1) DEFINE the alternative future you exist to prevent.
In a world without Dollar Shave Club, giants of shaving Gillette and Schick might continue the trend of ever more expensive shaving, driving more and more men to cheap, inferior, painful shaving technology. In a world without Dollar Shave Club, smart young men with potential won’t have the grooming to match.
2) DISCOVER what the people you serve aspire to be and do.
Dollar Shave Club views itself as a men’s lifestyle company that helps men live smarter and more successful lives. Note that not being able to afford to shave with Gillette’s multi-bladed razors and having to go with the supermarket basic instead doesn’t make men feel successful; it makes them feel poor.
3) LEARN what your devotees love about themselves with you.
Members of the Dollar Shave Club feel they are part of something new, different and smart. They are part of a club with a distinct and witty personality. Dollar Shave Club claims a culture that is “original, creative, and cool.” Creative and cool may be two of the most overused words in marketing, but Dollar Shave Club has more than proved them through their marketing.

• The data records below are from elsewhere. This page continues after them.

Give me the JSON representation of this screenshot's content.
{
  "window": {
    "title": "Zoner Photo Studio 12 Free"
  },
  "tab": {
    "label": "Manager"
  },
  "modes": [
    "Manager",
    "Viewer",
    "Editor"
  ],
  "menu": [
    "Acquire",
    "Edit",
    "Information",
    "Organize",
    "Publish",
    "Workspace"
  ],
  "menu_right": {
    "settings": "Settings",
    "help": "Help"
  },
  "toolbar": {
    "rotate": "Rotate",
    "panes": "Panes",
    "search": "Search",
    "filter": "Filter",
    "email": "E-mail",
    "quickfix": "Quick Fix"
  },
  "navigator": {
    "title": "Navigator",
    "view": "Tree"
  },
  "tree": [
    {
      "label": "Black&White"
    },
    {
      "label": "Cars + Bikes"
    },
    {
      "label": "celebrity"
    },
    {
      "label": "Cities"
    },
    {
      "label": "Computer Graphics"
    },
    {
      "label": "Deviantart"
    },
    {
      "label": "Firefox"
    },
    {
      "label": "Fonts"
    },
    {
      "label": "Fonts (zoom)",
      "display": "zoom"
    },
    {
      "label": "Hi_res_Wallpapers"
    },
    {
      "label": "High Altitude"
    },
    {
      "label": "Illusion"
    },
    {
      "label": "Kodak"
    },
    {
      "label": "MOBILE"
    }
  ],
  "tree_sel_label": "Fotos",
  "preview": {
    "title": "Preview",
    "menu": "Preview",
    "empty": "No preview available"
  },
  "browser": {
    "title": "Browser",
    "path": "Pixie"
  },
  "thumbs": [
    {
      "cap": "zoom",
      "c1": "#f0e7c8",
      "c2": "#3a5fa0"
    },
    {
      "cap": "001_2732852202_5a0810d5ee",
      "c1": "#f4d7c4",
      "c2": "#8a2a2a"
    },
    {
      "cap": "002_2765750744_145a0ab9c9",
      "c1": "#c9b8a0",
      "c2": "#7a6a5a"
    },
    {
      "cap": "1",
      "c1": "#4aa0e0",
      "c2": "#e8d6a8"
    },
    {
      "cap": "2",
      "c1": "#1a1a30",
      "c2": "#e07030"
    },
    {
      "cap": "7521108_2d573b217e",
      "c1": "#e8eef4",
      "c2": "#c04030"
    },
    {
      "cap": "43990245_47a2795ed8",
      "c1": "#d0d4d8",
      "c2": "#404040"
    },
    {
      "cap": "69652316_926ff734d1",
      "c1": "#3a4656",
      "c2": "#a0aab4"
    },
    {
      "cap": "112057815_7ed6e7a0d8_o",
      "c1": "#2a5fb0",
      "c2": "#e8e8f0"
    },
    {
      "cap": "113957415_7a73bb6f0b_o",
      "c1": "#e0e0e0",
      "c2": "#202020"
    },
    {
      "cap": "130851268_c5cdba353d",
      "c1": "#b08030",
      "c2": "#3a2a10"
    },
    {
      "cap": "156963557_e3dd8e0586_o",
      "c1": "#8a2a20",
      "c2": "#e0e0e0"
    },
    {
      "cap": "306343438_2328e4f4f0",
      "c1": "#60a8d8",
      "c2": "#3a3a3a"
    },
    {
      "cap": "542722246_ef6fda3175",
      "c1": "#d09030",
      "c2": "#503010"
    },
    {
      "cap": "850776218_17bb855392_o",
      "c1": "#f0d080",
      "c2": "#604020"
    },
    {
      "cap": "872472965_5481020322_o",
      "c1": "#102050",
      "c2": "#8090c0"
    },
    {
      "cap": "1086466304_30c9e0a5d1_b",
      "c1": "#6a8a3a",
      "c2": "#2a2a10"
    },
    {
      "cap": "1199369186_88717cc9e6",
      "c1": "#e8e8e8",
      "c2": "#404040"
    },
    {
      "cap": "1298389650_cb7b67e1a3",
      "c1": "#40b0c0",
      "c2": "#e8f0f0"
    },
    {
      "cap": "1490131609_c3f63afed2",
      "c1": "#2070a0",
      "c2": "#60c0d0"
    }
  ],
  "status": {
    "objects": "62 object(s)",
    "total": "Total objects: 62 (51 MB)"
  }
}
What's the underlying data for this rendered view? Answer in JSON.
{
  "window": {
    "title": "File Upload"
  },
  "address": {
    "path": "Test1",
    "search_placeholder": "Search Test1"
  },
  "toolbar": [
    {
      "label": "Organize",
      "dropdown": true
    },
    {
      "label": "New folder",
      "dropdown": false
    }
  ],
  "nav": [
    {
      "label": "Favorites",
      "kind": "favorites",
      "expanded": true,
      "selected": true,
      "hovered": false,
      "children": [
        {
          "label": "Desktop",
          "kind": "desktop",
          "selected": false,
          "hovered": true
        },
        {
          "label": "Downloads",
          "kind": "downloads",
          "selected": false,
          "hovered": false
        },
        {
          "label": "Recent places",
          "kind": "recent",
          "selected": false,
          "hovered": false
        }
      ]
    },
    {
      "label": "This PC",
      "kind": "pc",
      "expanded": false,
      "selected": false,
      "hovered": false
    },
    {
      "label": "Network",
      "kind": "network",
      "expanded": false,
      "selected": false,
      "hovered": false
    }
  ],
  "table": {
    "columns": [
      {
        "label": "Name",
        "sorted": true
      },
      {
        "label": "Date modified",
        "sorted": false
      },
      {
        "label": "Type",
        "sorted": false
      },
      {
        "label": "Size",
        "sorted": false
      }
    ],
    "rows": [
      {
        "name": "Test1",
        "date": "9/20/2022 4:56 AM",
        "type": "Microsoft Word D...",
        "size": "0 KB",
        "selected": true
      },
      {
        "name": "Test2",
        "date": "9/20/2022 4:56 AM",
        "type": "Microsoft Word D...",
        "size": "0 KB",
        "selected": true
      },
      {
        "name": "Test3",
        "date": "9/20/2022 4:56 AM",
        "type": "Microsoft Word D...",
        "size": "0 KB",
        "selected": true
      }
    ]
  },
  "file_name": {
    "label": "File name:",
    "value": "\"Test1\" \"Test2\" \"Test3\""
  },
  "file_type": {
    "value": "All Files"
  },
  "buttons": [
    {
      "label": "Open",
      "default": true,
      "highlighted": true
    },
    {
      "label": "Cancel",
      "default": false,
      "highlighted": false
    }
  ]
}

4) DEVELOP an “inspiring idea” above commercial intent.
Dollar Shave Club is clearly a for-profit business and the CEO even asks you for your business through his powerful viral videos that have now become effective TV commercials as well. However, making money isn’t the “inspiring idea” behind Dollar Shave Club. Solving the problem of getting a reliably good shave without paying a fortune for razors and blades is the “inspiring idea” of Dollar Shave Club.
6) UNDERSTAND what actions drive the creation of organizational value.

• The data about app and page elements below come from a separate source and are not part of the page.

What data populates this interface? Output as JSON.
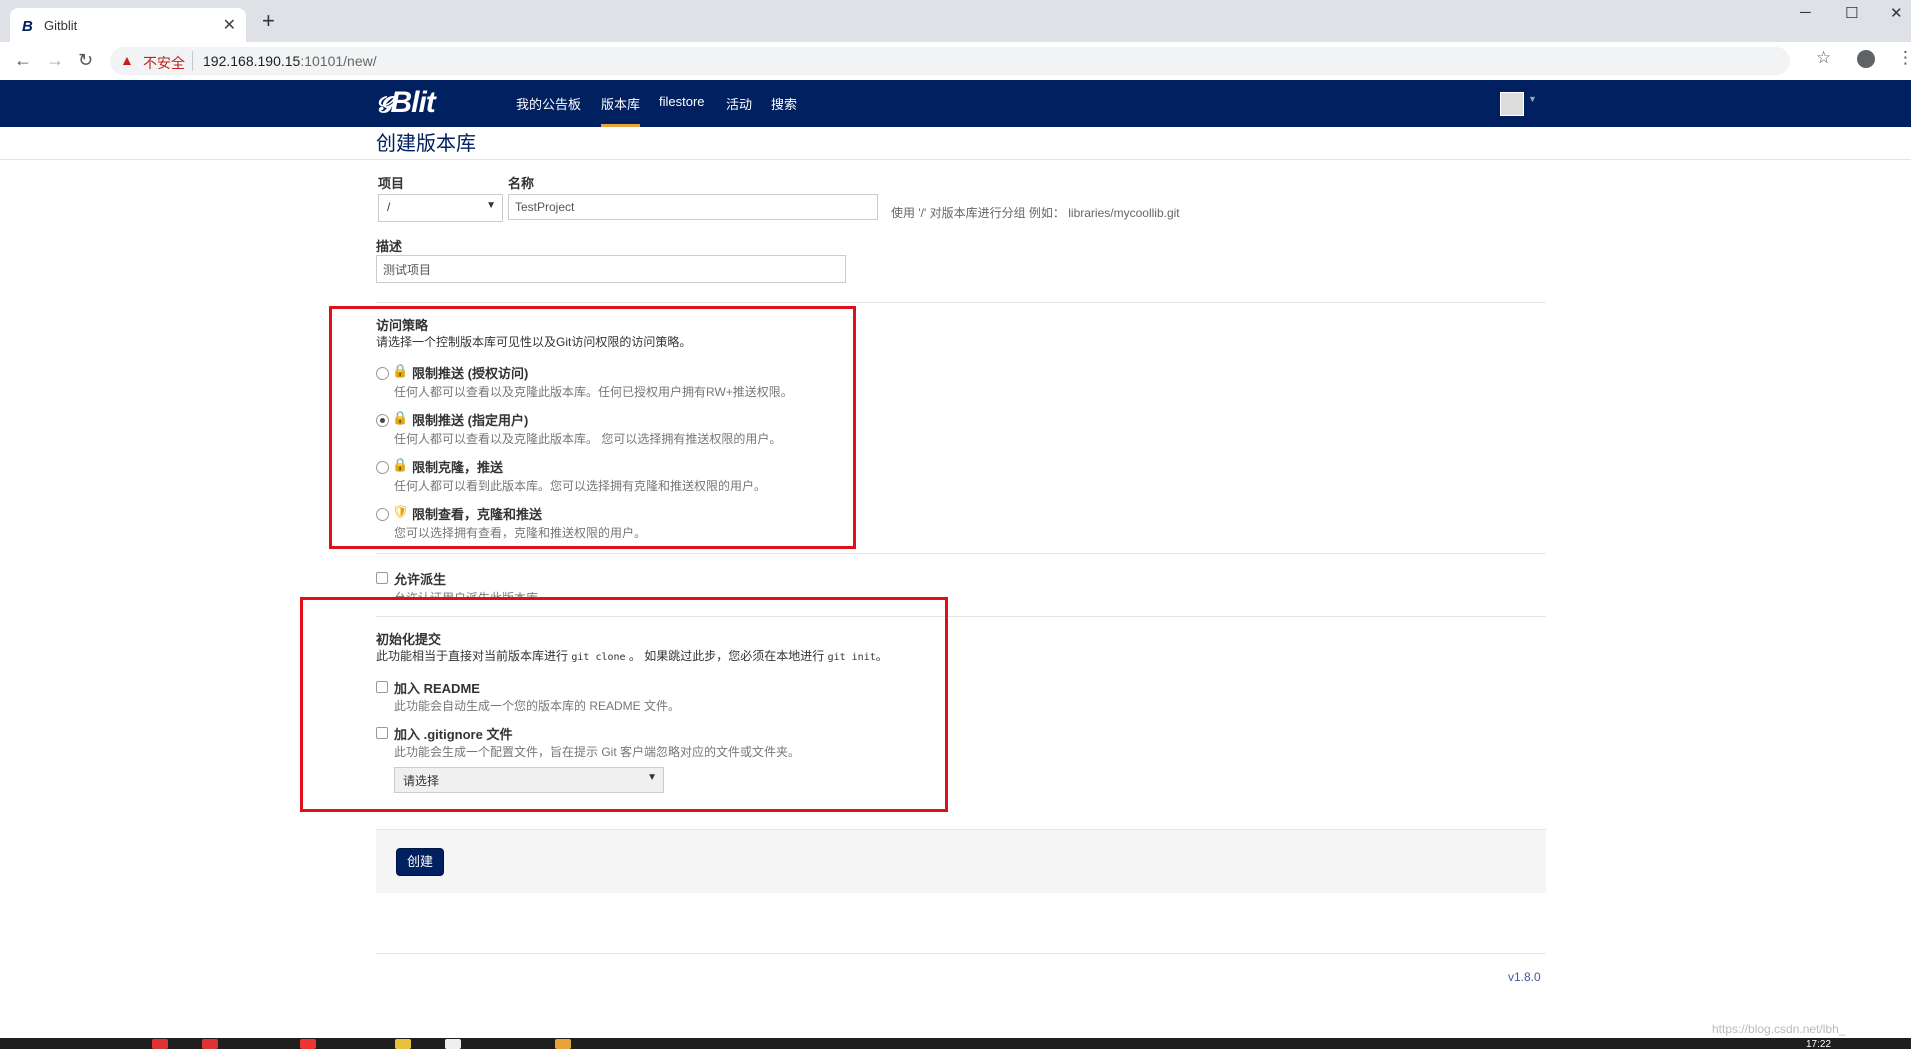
{
  "browser": {
    "tab_title": "Gitblit",
    "tab_favicon": "B",
    "new_tab": "+",
    "close": "✕",
    "insecure_label": "不安全",
    "url_host": "192.168.190.15",
    "url_rest": ":10101/new/",
    "window_controls": [
      "─",
      "☐",
      "✕"
    ]
  },
  "navbar": {
    "logo": "Blit",
    "logo_prefix": "𝓖",
    "links": [
      "我的公告板",
      "版本库",
      "filestore",
      "活动",
      "搜索"
    ],
    "active_link": "版本库"
  },
  "page": {
    "title": "创建版本库"
  },
  "form": {
    "project_label": "项目",
    "project_value": "/",
    "name_label": "名称",
    "name_value": "TestProject",
    "name_help": "使用 '/' 对版本库进行分组 例如： libraries/mycoollib.git",
    "desc_label": "描述",
    "desc_value": "测试项目",
    "access": {
      "title": "访问策略",
      "desc": "请选择一个控制版本库可见性以及Git访问权限的访问策略。",
      "options": [
        {
          "label": "限制推送 (授权访问)",
          "desc": "任何人都可以查看以及克隆此版本库。任何已授权用户拥有RW+推送权限。",
          "icon": "lock-icon",
          "checked": false
        },
        {
          "label": "限制推送 (指定用户)",
          "desc": "任何人都可以查看以及克隆此版本库。 您可以选择拥有推送权限的用户。",
          "icon": "lock-icon",
          "checked": true
        },
        {
          "label": "限制克隆，推送",
          "desc": "任何人都可以看到此版本库。您可以选择拥有克隆和推送权限的用户。",
          "icon": "lock-icon",
          "checked": false
        },
        {
          "label": "限制查看，克隆和推送",
          "desc": "您可以选择拥有查看，克隆和推送权限的用户。",
          "icon": "shield-icon",
          "checked": false
        }
      ]
    },
    "allow_forks_label": "允许派生",
    "allow_forks_desc": "允许认证用户派生此版本库",
    "init": {
      "title": "初始化提交",
      "desc_before": "此功能相当于直接对当前版本库进行",
      "cmd_clone": "git clone",
      "desc_middle": "。 如果跳过此步，您必须在本地进行",
      "cmd_init": "git init",
      "desc_after": "。",
      "readme_label": "加入 README",
      "readme_desc": "此功能会自动生成一个您的版本库的 README 文件。",
      "gitignore_label": "加入 .gitignore 文件",
      "gitignore_desc": "此功能会生成一个配置文件，旨在提示 Git 客户端忽略对应的文件或文件夹。",
      "gitignore_select": "请选择"
    },
    "create_button": "创建"
  },
  "footer": {
    "version": "v1.8.0",
    "watermark": "https://blog.csdn.net/lbh_"
  },
  "taskbar": {
    "clock": "17:22"
  },
  "colors": {
    "navbar": "#002060",
    "highlight": "#e0101b",
    "active_tab": "#e8a33d"
  }
}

Crucial to Dollar Shave Club’s success has been its inventive strategy for building business value. No doubt thousands of companies have had the idea of producing quality men’s grooming products, including razors, and selling them along-side Gillette and Schick in retail stores. Dollar Shave Club has succeeded in part because they realized there was more value to be created in developing direct relationships with the men they would serve. Because Dollar Shave Club fully appreciated the value of these direct relationships, they kept the cost of entry-level membership very low. Their basic package, including razor and blades is still just one dollar per month! Clearly, they realized that their business value isn’t driven by the money they make on each new membership. They understand that the lifetime value of a member can be worth much, much more. They also knew that the “automatic revenue” of a subscription model would increase their business value and thus their ability to raise money for marketing and other purposes.
7) Map the pattern of behavior that you wish to change.
Mapping the customer journey of the young man on the way up, Dollar Shave Club discovered its prospects spending a great deal of time in social networks, playing games and consuming videos online. The journey also led them away from these digital channels into retail stores where they experienced difficult and unsatisfying choices.
8) HELP people interrupt and redirect behavior in inspiring ways.
Dollar Shave Club realized they could interrupt and redirect that journey in a pleasing and profitable way by meeting their prospect online, first through brand direct videos that were so entertaining they gained a viral following.
Dollar Shave Club’s subscription model adds more business value because it taps into persistent behavioral biases. People will pay more – a lot more – if they do so on an automatic and regular basis, as invisibly as possible. To understand just how powerful this bias can be, consider the U.S. Income Tax. Before the tax was made a payroll deduction – in other words removed from paychecks ahead of time – people had to pay a portion of their income to the government at the end of each year. The fact is that very few people actually did it, and the people who did paid only a portion of the tax due. Collecting the tax was an expensive failure, and raising taxes was political suicide.
Many experiments have shown that people value a dollar they already have much more highly than a dollar they stand to earn. Therefore, it’s much harder for us to pay out money we already have than it is to give up money we haven’t yet received.
When the government changed the income tax system and started collecting from employers who deducted taxes from pay before it was distributed in paychecks to employees, not only was much more tax collected, but the political support for higher taxes increased dramatically. People just didn’t care as much about money they never got to hold. At its peak, the highest federal tax bracket was 90%!
Similarly, when American Express prints “Member Since” on our cards, we wear it as a badge of pride rather than a giant price tag.
Understanding behavioral economics and using behavior design to build business models that make it easier for people to pay you more and longer can dramatically increase the lifetime value of a customer.
That’s how Dollar Shave Club is building an Inspiring Action brand!
We’ve identified ten signs of inspiring action companies, which you can find here. Each case study typically focuses on a few of the signs, so please do read more than one!